Perhaps the first use of the mathematical theory of heat to develop another theory was Thomson’s use of Fourier’s equations to formulate equations for electrostatics in the 1840s. After extracting a lesson from this historical case, I will fast forward more than a century to examine the relationship between classical statistical mechanics and QFT that is induced by analytic continuation.
It is sometimes envisaged that the behaviour of elementary particles can be characterised by the information content it carries, and that exchange of energy and momentum, or more generally the change of state through interactions, can likewise be characterised in terms of its information content. But exchange of information occurs only in the context of a (typically noisy) communication channel, which traditionally requires a transmitter and a receiver; whereas particles evidently are not equipped with such devices.

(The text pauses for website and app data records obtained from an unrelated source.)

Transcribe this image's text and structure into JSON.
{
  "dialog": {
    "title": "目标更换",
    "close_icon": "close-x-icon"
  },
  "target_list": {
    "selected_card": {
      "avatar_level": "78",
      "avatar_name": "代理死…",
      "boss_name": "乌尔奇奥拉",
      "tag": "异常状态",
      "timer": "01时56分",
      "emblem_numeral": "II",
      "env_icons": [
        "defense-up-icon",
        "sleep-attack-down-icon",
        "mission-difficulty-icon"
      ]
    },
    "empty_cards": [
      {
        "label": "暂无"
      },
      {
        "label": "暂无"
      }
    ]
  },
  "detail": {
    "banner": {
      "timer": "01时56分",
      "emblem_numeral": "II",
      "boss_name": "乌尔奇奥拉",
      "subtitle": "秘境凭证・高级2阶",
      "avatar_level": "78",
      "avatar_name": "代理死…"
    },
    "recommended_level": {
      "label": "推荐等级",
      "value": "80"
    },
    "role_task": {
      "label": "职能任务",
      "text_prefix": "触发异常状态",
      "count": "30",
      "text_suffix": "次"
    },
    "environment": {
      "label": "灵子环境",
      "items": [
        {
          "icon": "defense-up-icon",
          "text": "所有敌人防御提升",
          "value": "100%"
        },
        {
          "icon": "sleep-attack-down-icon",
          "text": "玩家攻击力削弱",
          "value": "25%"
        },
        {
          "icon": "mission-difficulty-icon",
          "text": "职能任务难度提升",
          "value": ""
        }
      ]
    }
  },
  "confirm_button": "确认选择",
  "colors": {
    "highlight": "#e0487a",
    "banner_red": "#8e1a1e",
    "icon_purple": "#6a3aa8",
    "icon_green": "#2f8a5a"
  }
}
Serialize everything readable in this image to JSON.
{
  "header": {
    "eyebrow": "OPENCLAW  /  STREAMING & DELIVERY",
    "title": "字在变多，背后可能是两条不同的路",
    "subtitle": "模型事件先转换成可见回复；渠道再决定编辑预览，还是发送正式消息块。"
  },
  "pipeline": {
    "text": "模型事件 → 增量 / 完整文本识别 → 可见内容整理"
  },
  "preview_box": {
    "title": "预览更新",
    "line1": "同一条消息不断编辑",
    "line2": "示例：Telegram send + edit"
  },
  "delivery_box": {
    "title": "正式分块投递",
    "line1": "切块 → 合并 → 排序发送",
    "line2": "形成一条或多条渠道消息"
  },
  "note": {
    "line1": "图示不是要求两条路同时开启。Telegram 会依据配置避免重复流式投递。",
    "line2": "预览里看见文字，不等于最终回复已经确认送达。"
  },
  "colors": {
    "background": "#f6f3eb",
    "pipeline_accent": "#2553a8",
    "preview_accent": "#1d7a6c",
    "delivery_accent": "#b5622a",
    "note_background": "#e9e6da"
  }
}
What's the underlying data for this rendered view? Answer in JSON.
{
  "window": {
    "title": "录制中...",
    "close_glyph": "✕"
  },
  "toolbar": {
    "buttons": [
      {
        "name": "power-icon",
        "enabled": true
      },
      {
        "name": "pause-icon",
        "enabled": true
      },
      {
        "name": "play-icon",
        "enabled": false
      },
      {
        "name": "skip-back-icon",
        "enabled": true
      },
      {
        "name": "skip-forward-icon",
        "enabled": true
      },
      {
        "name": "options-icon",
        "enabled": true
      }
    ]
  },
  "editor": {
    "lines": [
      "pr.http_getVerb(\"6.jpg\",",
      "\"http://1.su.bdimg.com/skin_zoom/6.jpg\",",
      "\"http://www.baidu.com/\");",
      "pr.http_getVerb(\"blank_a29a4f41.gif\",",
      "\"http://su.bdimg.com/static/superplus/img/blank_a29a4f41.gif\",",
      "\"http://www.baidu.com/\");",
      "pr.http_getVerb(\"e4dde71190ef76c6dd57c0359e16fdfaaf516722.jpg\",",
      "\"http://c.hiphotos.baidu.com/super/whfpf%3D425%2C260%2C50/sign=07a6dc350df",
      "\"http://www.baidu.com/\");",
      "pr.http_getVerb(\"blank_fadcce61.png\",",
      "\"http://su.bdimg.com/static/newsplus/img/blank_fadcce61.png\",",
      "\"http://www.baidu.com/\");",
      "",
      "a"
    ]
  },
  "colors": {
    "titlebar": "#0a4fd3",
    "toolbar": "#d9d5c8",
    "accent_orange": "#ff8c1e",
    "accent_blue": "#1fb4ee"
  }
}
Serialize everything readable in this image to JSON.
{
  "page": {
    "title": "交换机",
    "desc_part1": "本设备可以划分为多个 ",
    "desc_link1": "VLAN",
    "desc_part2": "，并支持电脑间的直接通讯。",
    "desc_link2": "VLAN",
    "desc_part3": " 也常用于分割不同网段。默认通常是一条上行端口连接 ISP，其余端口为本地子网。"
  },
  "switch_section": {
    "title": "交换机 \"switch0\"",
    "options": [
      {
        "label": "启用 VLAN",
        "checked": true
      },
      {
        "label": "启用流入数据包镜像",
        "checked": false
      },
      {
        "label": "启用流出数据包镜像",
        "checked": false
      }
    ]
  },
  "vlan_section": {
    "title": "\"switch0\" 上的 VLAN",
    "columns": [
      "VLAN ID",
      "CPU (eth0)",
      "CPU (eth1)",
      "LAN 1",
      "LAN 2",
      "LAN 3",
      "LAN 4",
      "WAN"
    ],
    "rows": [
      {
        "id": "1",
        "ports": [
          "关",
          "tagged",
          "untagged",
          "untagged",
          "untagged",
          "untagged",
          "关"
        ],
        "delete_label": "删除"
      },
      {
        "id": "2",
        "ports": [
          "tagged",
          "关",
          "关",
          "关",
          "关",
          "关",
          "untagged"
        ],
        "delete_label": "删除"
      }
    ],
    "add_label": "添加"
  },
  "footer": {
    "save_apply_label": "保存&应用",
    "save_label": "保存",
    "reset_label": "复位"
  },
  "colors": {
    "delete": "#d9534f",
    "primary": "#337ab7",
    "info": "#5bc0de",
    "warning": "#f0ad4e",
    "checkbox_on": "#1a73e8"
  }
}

The third law of thermodynamics has a controversial past and a number of formulations due to Planck, Einstein, and Nernst. It's most accepted version, the unattainability principle, states that "any thermodynamic process cannot reach the temperature of absolute zero by a finite number of steps and within a finite time". Although formulated in 1912, there has been no general proof of the principle, and the only evidence we have for it is that particular cooling methods become less efficient as a the temperature lowers.
As is well known, time plays a special role in the standard formulation of quantum theory, bringing the latter into severe conflict with the principles of general relativity. This suggests the existence of a more fundamental and (as it turns out) covariant and timeless formulation of quantum theory. A conservative way to look for such a formulation would be to start from quantum theory as we know it, taken in its experimentally most successful form of quantum field theory, and try to uncover structure in the formalism made for actual physical predictions.
Check back for details on the next lecture in Perimeter's Public Lectures Series